After seeing the raw cut of the film earlier this month, “It blows our minds to be involved with something like this, to be on PBS, in schools with workbooks,” Selena said.

Although the couple no longer has a daily involvement with the Nest, Selena said it is part of their lives.

“I still help as much as I can,” she said. “I still have people calling my cell phone just because they need help. I have people who stop me and ask questions, because they know me. So I still help out people even though I am not directly involved with the Nest anymore. People know I’m here (at the Inn) and ask how did you do this facing this situation and who can I call and who can I talk to.”

Selena can empathize with those exposed to domestic violence, because she dealt with the behavior in her first marriage.

“My life is very complicated story,” she said. “My mother went to school at Pasadena City College. She was not raised on the reservation, because of a program of relocation of kids on the Hopi reservation. There was a grant in the 1950s that helped send a student to a family, who helped support them and put them through college while they took care of their kids and helped around the house. That’s how she ended up in Pasadena. She also was a runner up for queen in the Rose Bowl Parade. She would have been first Native American queen had she won. She always encouraged me to go further, not to stay on the reservation, to get involved in a lot of interests.”

Selena’s father died in 2002 and her mother in 2006. “She was very beautiful inside and out,” Selena said of her mother. “She met my father when her family lived in Winslow, Ariz. He was the boy next door and the parents were friends, They were college sweethearts, They got married, then they got divorced, they remarried and divorced again. And at very end were living together, because they got along better when they were not married. I was her maid of honor the second time. We lived in Grants at that time. I wasn’t raised on the reservation. I moved back here in 1978.”

Selena said she was married for five years to a “very abusive man,” and went through the experience of having her self esteem and confidence constantly assaulted, then pulling herself up and moving forward. “It’s been a long road,” she said. “I’ve been where they’ve been at the Nest.

“Then I met Mark, who is very patient, thank God, because I have all this baggage with me. But with confidence from him and his support, I know what a healthy relationship is with him. It’s loving, it’s supportive. Everything that he’s given me.”

The couple celebrated their 20th anniversary on April 30, which Selena said, “Is an accomplishment right there. We’re totally opposite. He’s so quiet and reserved. On the other side, I talk to everybody, have conversations with people I don’t even know.”

While Mark was in office, Selena often accompanied him on trips, including the nation’s capitol, developing personal relationships with dignitaries and elected officials such as (New Mexico former attorney general) Patricia Madrid, Gov. Susana Martinez and Secretary of State Dianna Duran.
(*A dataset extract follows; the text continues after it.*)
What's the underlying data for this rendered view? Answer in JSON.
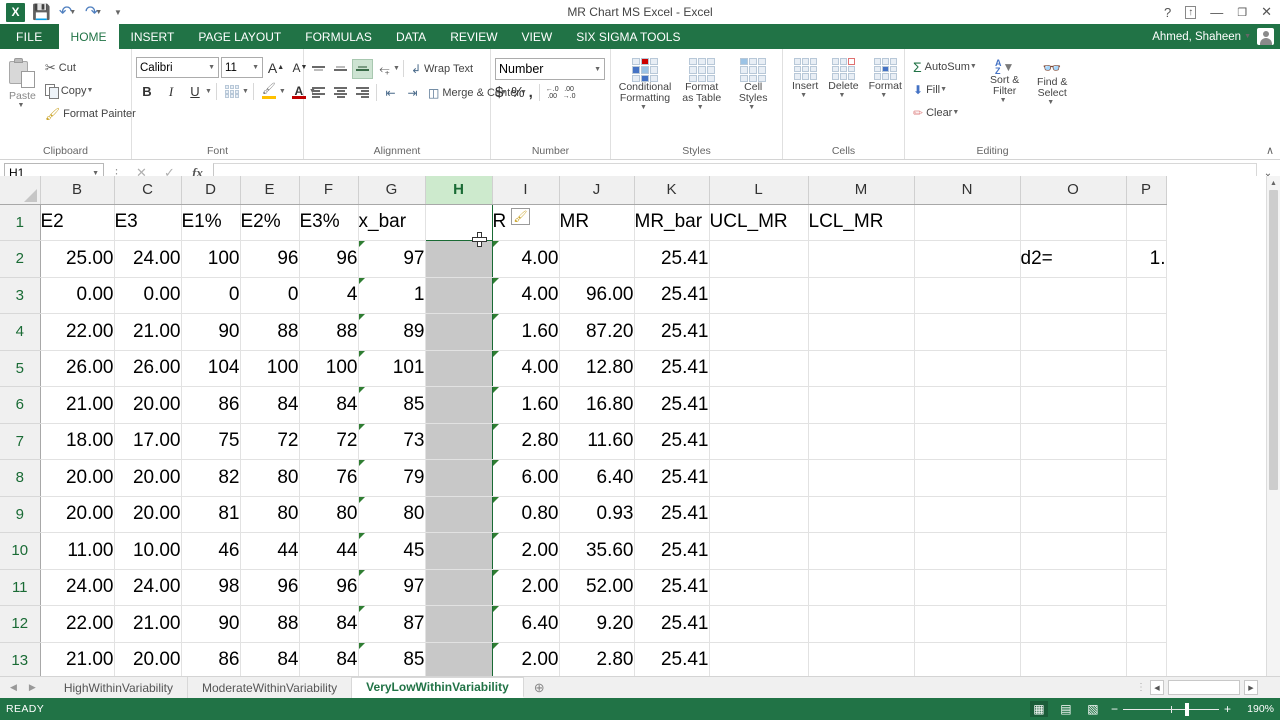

“As a former tourism commissioner, former first lady, the facets of my life are so complicated,” Selena said. “I don’t think I’m really involved in a lot of stuff. I do it, because I enjoy it. I just do it to help people, not add things to my resume.”
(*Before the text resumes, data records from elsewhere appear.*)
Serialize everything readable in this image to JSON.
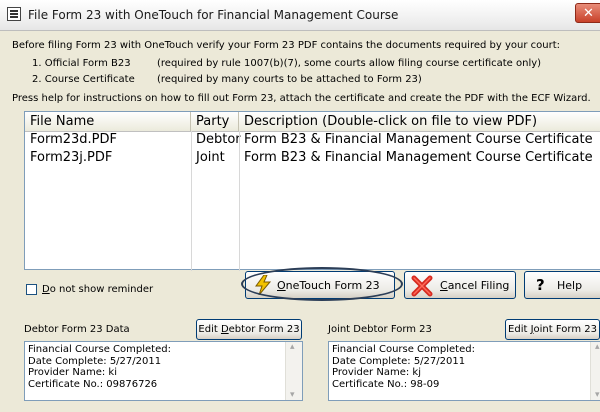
{
  "window": {
    "title": "File Form 23 with OneTouch for Financial Management Course"
  },
  "intro": {
    "line1": "Before filing Form 23 with OneTouch verify your Form 23 PDF contains the documents required by your court:",
    "item1_num": "1. Official Form B23",
    "item1_note": "(required by rule 1007(b)(7), some courts allow filing course certificate only)",
    "item2_num": "2. Course Certificate",
    "item2_note": "(required by many courts to be attached to Form 23)",
    "help_line": "Press help for instructions on how to fill out Form 23, attach the certificate and create the PDF with the ECF Wizard."
  },
  "files_table": {
    "columns": [
      "File Name",
      "Party",
      "Description        (Double-click on file to view PDF)"
    ],
    "rows": [
      {
        "file": "Form23d.PDF",
        "party": "Debtor",
        "description": "Form B23 & Financial Management Course Certificate"
      },
      {
        "file": "Form23j.PDF",
        "party": "Joint",
        "description": "Form B23 & Financial Management Course Certificate"
      }
    ]
  },
  "reminder": {
    "prefix": "D",
    "label_rest": "o not show reminder",
    "checked": false
  },
  "buttons": {
    "onetouch_prefix": "O",
    "onetouch_rest": "neTouch Form 23",
    "cancel_prefix": "C",
    "cancel_rest": "ancel Filing",
    "help": "Help"
  },
  "debtor": {
    "section_label": "Debtor Form 23 Data",
    "edit_prefix": "Edit ",
    "edit_key": "D",
    "edit_rest": "ebtor Form 23",
    "lines": [
      "Financial Course Completed:",
      "Date Complete: 5/27/2011",
      "Provider Name: ki",
      "Certificate  No.: 09876726"
    ]
  },
  "joint": {
    "section_label": "Joint Debtor Form 23",
    "edit_prefix": "Edit ",
    "edit_key": "J",
    "edit_rest": "oint Form 23",
    "lines": [
      "Financial Course Completed:",
      "Date Complete: 5/27/2011",
      "Provider Name: kj",
      "Certificate  No.: 98-09"
    ]
  },
  "colors": {
    "highlight_oval": "#2c3e57",
    "cancel_x": "#d62a20",
    "lightning": "#f2c200"
  },
  "icons": {
    "onetouch": "lightning-icon",
    "cancel": "red-x-icon",
    "help": "question-mark-icon"
  }
}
Those interviewed for the film were Georgene Louis, Acoma attorney and state legislator; Richard Luarkie and family, Laguna governor; Lela Kaskalla, past governor of Nambe; Sandra Platero and husband Paul; Selena Chino and husband Mark; Christy Bird, 16-year-old singer from Santa Domingo, who performed on a commercial for the Super Bowl; Rose B. Simpson, Santa Clara artist; Patricia Michaels, award winning designer on Project Runway from Taos Pueblo; Veronica Tiller, Jicarilla Apache historian and author; Navajo woman weavers from Two Grey Hills and Toadlena Trading Post; Luci Tapahonso, Navajo poet lureate; Matthew Martinez, historian and grandson of Esther Martinez of Ohkay Owingeh; and Liana Sanchez and family, owner of Avanyu LLC Construction company, San Ildefonso.